### Aim of the exercise
Which lines in the data contain the word "现场专业人员"? Please copy each of them.

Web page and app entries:

---+---

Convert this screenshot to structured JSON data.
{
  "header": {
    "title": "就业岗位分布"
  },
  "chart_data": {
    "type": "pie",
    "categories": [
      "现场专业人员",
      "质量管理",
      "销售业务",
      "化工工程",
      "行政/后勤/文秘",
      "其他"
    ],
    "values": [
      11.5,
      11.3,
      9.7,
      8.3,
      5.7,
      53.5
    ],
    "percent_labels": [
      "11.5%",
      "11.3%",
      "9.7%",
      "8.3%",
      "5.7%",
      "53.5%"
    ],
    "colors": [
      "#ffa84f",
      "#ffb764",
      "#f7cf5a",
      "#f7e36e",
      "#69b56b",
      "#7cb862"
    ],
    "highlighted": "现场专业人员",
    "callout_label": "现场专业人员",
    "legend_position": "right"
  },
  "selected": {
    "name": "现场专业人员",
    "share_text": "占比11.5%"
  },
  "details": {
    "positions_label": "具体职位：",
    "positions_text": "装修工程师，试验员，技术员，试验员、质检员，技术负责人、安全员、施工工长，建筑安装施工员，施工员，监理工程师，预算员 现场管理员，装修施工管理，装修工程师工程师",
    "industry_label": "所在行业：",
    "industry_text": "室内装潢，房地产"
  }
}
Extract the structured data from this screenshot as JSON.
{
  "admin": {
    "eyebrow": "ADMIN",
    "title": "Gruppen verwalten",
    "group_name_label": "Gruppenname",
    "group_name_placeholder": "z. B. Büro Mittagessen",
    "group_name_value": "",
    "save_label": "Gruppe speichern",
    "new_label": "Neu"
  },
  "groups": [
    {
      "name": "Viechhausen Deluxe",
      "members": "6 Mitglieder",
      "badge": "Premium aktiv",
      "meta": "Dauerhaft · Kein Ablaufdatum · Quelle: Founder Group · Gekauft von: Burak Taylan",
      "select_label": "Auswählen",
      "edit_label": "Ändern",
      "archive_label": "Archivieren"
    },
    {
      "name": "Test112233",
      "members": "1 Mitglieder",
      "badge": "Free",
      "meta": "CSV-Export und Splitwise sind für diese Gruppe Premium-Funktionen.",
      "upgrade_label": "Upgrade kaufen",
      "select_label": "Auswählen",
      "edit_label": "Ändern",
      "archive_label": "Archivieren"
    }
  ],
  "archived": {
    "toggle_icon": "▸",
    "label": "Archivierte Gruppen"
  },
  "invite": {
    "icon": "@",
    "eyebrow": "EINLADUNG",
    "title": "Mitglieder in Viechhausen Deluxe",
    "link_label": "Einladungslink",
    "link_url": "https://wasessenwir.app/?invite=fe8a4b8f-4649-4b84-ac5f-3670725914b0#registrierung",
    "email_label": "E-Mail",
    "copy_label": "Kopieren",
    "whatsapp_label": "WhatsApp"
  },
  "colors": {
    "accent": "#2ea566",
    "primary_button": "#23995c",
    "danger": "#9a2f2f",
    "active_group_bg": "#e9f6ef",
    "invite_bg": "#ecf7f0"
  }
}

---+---

### Task solution
      "现场专业人员",
    "highlighted": "现场专业人员",
    "callout_label": "现场专业人员",
    "name": "现场专业人员",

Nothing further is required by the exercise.